you would think that you’ve seen everything in youtube by now
then you stumble upon talent like this. <3 <3 <3

somehow listening to this makes me miss the beach, the warmth of the sun on my slightly burnt skin and the cool breeze as I lay on a hammock watching the coconut leaves sway ’til i fall asleep and then eventually wake up to a nice view and say “It’s nice to be alive”

Code Reviews

code reviews are meant to uphold an agreed upon standard

it is not an avenue to project your personal coding style to others.

1. build a standard
2. apply the standard via reviews
3. repeat step 1.

code reviews should have goals like
1. syntax
2. formatting
3. tests completeness (path coverage)
4. design adherence (oop, principles)
5. security (looking for insecure functions, known bad patterns, misuse of code,etc)
6. achieve consistency over cleverness
7. make the code look as if it was written by a single person
8. uphold project health

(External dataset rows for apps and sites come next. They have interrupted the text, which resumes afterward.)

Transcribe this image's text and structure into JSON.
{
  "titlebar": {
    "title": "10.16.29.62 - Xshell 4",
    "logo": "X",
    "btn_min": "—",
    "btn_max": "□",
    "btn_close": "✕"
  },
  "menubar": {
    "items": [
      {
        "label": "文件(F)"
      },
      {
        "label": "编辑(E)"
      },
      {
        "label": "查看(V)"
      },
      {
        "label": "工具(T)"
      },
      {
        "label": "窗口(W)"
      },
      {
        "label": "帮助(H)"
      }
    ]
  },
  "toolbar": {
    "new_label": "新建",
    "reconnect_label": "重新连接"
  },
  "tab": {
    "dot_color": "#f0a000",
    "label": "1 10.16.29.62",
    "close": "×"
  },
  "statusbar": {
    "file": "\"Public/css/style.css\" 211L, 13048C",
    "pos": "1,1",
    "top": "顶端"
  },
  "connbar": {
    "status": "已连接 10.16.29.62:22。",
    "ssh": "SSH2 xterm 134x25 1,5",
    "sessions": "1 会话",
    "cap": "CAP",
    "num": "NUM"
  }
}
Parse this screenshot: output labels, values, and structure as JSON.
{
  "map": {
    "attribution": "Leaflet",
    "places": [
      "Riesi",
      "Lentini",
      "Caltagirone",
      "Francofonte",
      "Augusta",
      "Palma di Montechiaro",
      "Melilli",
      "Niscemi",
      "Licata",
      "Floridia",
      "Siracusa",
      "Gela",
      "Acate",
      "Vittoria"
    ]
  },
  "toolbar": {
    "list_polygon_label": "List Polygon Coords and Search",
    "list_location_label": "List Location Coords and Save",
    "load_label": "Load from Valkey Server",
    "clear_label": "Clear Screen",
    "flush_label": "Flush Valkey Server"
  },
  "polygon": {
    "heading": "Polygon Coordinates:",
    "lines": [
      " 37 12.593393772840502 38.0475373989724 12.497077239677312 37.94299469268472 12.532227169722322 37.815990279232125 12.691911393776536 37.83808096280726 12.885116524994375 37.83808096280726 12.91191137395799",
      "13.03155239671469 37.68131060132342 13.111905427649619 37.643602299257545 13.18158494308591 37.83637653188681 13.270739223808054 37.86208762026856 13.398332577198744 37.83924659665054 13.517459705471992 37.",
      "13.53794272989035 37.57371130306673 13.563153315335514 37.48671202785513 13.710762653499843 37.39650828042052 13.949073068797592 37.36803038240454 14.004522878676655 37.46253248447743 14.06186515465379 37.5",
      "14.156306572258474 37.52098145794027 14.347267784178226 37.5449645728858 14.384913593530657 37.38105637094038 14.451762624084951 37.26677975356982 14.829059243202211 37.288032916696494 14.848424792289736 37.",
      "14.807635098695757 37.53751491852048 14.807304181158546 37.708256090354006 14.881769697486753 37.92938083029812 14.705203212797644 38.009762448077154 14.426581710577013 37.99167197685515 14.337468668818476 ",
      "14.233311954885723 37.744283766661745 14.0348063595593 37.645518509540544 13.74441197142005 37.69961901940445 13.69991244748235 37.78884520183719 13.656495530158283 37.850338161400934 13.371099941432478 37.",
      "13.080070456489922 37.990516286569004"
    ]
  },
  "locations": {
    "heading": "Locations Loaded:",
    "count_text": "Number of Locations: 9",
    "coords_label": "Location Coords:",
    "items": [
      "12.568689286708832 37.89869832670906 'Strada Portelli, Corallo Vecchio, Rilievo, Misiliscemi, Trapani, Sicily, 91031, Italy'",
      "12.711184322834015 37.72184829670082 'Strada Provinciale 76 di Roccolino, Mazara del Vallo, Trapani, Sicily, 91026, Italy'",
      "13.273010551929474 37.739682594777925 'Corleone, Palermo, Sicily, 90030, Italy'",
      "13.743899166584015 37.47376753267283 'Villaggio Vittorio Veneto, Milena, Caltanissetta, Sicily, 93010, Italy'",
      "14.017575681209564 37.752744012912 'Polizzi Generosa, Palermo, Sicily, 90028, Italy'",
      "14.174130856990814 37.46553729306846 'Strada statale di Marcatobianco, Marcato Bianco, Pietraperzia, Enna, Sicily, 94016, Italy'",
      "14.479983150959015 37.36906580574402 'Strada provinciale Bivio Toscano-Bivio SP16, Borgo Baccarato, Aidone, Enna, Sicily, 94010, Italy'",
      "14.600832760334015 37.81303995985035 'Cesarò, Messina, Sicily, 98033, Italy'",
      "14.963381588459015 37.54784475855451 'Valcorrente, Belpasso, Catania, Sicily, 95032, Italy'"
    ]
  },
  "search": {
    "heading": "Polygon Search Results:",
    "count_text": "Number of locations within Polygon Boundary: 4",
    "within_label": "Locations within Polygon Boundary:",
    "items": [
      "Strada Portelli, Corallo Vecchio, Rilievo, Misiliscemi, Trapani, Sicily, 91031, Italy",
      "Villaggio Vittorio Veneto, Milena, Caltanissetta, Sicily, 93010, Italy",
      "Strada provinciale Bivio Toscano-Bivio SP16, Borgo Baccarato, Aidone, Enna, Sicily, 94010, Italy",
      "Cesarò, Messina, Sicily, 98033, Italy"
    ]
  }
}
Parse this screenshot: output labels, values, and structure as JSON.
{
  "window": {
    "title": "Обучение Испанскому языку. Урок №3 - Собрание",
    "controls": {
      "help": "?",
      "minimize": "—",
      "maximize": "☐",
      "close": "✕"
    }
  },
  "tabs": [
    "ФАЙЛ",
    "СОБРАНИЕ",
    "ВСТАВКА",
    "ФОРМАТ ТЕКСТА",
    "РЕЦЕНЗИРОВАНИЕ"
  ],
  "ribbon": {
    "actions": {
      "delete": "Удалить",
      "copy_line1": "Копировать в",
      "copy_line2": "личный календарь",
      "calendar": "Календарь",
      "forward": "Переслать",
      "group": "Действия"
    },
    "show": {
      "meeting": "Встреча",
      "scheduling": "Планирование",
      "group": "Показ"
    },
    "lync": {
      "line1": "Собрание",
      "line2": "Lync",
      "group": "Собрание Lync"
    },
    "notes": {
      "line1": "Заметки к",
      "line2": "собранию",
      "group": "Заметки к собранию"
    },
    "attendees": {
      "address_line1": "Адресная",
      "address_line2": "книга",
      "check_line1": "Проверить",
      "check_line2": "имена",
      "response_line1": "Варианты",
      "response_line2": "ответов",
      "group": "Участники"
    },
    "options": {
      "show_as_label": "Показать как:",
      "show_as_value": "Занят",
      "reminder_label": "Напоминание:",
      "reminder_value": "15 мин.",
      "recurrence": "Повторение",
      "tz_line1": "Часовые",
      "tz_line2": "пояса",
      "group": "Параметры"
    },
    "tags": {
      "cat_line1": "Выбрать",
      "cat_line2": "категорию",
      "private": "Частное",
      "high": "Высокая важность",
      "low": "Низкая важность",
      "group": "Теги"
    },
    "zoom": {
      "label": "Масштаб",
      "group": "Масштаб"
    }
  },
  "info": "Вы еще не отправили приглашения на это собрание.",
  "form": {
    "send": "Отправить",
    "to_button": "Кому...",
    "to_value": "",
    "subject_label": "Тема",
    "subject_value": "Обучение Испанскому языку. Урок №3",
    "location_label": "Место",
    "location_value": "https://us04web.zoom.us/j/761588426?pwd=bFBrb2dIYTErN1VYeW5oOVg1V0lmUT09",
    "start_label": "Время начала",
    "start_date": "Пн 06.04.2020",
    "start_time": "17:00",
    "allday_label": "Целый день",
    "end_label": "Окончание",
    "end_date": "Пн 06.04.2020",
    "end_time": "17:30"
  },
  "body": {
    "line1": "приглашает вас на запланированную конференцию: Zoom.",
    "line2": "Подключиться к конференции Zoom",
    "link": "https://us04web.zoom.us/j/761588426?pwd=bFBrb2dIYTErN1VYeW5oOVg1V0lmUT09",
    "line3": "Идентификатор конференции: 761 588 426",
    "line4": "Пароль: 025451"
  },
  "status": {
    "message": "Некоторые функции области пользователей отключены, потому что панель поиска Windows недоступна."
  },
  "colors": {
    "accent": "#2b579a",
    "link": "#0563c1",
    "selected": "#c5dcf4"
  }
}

most of things listed above can be automated.

it is not meant to validate if another person’s way of coding matches yours

i’ve lead teams before, all of them were successful thanks to my cooperative teammates who helps me grow and uphold the standards via an objective process

to all aspiring tech leads, i hope this helps you the way it has helped me.

How to skip negativity and be the source of positivity in the workplace

the workplace is filled with nice and kind people, if you can’t find one, be one.

be the help we wish we had, be the boss you wish you had.

always try to leave things in better state than when you’ve found them [boyscout rule]

if you find yourself in a situation where you are neither learning, nor contributing, use your own two feet to go somewhere else. [law of two feet]

always try to make it easy for people to do the right things.

No one wakes up everyday and say “today i wanna do my best to annoy my co-workers”, always remember that!

lead by example.

smile.

Things that new employees don’t seem to know about work

Companies are run by people (not machines), everything can be negotiated, dont get blocked by what you see from Job Ads and Bulletins.

Companies don’t always know what they are doing, many just pretend that they do, question the status quo, ask why 5 times, find the first principles. find out why people do things.

Salary/Compensation is never fail and equal, there’s no sense comparing your’s with your co-worker, WE GET WHAT WE ASK FOR. state your desires/skills during interviews (be sure to have the right skills for your job before you demand tho)

Blame is not for failure, it is failing to help others or ask for help, asking for help is something people are too embarassed about. there is nothing embarassing about wanting to improve yourself or your work.